A Word on Allies
At each location you travel to in Fantasy Quest, whether it’s the balmy pastures of the Green Meadows, or even the dangerous reaches of the Misty Fens, you will be faced with various trials. Should you manage to overcome these challenges the rewards can be great. For example, if you manage to find your way through the twisting passages of the labyrinthine Cave at the heart of Spire Tor, you might find yourself celebrating with the locals and perhaps even joining the Order of the Wild Eagle.
The people you meet in the game will have a dramatic impact on how you choose to develop your hero. There are many Strangers throughout the land, who will each have their own agenda, and you will need to Influence them to come around to your way of thinking. Some of them may be so opposed to your negotiations that you will end up having to Fight them. If you defeat them with Martial prowess you will still be remunerated, but if your parley is resolved through non-violent and democratic means, Strangers will point you in the direction of a valuable Ally who can help you in your journey.
From a game-play perspective, as the player you will be able to gauge the value of your method of interaction with the Stranger. If you defeat the Stranger by Fighting with them – and sometimes that might be your only choice - you will only be able to claim their Gold value as a reward. And although Gold is incredibly useful, even essential, to building your hero’s Skills, the alternative incentive of discovering a new Ally is almost always preferable. Since Strangers are ostensibly passive you might decide not to interact with them at all, especially if you are in a hurry to get somewhere else fast. If you do manage to successfully Influence a Stranger into helping with your own quest, you discard the Stranger card from play and draw the top card into your hand from the ’Ally’ deck. This represents the information that the Stranger has given you as to that Ally’s whereabouts. It might be a friend or relative of the Stranger, or even the Stranger himself in another guise.
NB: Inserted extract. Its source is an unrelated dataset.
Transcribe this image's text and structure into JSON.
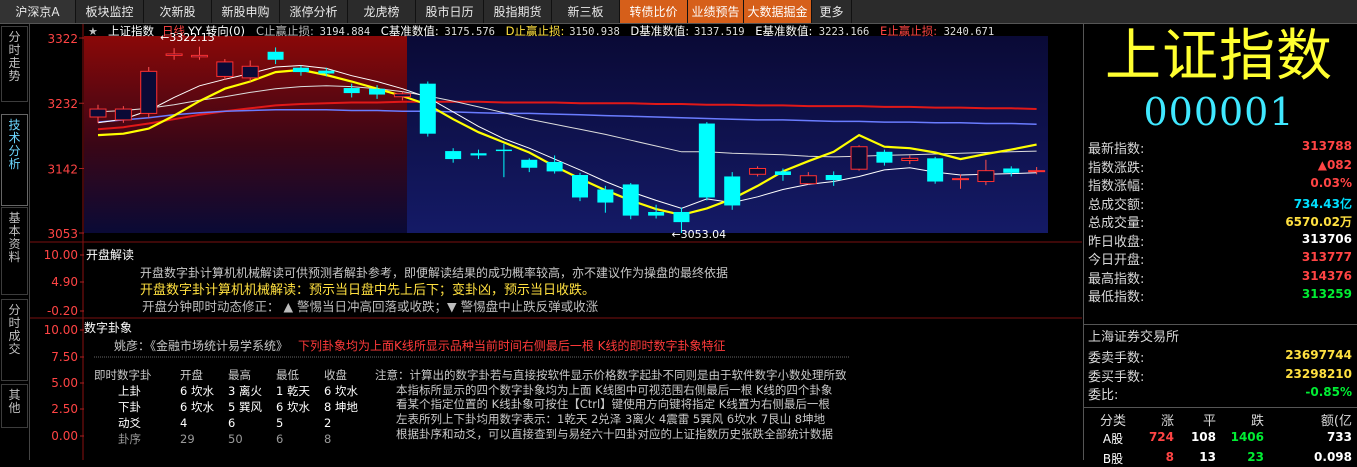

Every Ally card will have a location which is their home. You will need to travel to this location to petition the Ally to join you. By playing a REWARD Action in your Ally’s home location you can put that Ally card into play and benefit from their help.
In the case of the dashing Corsair below (you will note that he currently lives in, or at least likes to hang around, the Lush Jungle) he will provide a permanent bonus to your SNEAK. If you’re playing a Shadow Class Hero, continuing SNEAK bonuses are essential to your advancement in the game. And if you are any other Class the Corsair will still be able to lend his Sneaky abilities to you to help you avoid Enemies or explore Places. He also has the unique and rather powerful one-off ability to automatically defeat any single Place you visit. Some Places have very difficult barriers to entry and automatically overcoming any single one of them could prove exceptionally useful.
Once Allies are in play, if you’re not careful sometimes bad things can happen to them. For this reason, if the Ally sports a valuable Keyword that ties into your Saga (more on Sagas in the future) you might actually find you want to hold the card back safely in your hand, where it has less chance – but not no chance – of being affected by events happening in the world. This way you get to save it for a rainy day, or indeed the day that you storm the world with your incredible Saga and win the game!
Finally, if all else fails, you may just decide that the Corsair simply doesn’t fit in with your company. Maybe your hero is a hoity-toity type and doesn’t like the cut of his jib? Perhaps you don’t have the Influence to be able to take on any more Allies at this time? Whatever the reason might be that you decide not to take the Ally onwards with you on your epic Saga, when you play their card as a Reward at their Home you may instead choose to discard the Ally card and immediately cash it in for its Gold value instead. A very mercenary practice yes, but one that might just save your bacon, or net you that next precious Skill upgrade.
Design Note: originally I had planned for each encounter deck to have its own thematic reward (by all accounts much like the design of Word of Warcraft: The Adventure Game, which I haven’t yet played), so for instance if you overcame the Cave you would receive the Dragon who lived there as your Ally. This would drastically cut down on the number of cards required for Fantasy Quest, which would be a bonus. But I eventually decided that it was too limiting in terms of the stories that could develop, and would also make the game far more predictable and staid. So now when you beat a challenge you will have an idea of what reward ‘type’ it will present to you (further narrowed down by the number of cards already played or in play), but that actual reward will still remain a mystery. Coupled with the various options for claiming the reward I believe this delivers a much more interesting, varied and dynamic game experience.
Join us next week for a look at some of the Titles you might gain for exploring the many hazardous and exciting Places in the world of Fantasy Quest...